US7530888Jun 8, 2007May 12, 2009Stork Pmt B.V.Method and device for removing a bone from an extremity of a slaughter animal
US8376814 *May 22, 2012Feb 19, 2013Mayekawa Mfg. Co., Ltd.Deboning method and apparatus for meat with bone using X-ray
US8491362 *Apr 13, 2012Jul 23, 2013Mayekawa Mfg. Co., LtdMethod and device for deboning bone-in leg
US20120231715 *Apr 13, 2012Sep 13, 2012Mayekawa Mfg. Co., Ltd.Method and device for deboning bone-in leg
Classifications
U.S. Classification452/198, 606/102
International ClassificationA22B5/00, A22C21/00, A22C17/02
Cooperative ClassificationA22B5/007, A22C21/00
European ClassificationA22B5/00C2, A22C21/00
Legal Events
DateCodeEventDescription
Apr 9, 2013FPAYFee payment
Year of fee payment: 12
Apr 9, 2009FPAYFee payment
Year of fee payment: 8
Apr 11, 2005FPAYFee payment
Year of fee payment: 4
Nov 23, 1999ASAssignment
Owner name: STORK PMT B.V., NETHERLANDS
Free format text: ASSIGNMENT OF ASSIGNORS INTEREST;ASSIGNORS:JANSSEN, PETRUS CHR. H.;VAN HAPPEN, FRANCIS W.J.;VAN DENNIEUWELAAR, ADRIANUS J.;REEL/FRAME:010417/0208
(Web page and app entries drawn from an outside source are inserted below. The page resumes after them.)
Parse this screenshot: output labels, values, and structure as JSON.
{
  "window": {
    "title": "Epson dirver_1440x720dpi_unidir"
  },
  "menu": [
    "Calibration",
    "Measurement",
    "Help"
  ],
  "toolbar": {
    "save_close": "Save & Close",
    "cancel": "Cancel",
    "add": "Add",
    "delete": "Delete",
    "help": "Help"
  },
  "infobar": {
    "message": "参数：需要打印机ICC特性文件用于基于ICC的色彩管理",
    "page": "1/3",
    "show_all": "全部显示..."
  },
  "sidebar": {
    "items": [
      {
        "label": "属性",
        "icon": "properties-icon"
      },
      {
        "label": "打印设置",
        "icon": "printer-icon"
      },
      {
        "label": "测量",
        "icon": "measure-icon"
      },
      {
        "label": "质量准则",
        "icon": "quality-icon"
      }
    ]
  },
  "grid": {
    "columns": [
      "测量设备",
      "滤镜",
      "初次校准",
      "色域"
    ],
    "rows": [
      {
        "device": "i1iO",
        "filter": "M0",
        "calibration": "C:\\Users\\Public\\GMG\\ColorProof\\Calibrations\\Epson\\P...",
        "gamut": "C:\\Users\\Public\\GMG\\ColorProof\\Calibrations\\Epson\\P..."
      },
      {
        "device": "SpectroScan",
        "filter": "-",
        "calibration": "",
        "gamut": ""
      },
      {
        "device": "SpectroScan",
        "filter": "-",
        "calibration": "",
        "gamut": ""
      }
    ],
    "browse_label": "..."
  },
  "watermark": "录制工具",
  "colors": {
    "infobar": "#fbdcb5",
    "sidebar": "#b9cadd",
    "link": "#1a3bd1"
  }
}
Effective date: 19991101
Owner name: STORK PMT B.V. HANDELSTRAAT 3 BOXMEER NETHERLANDS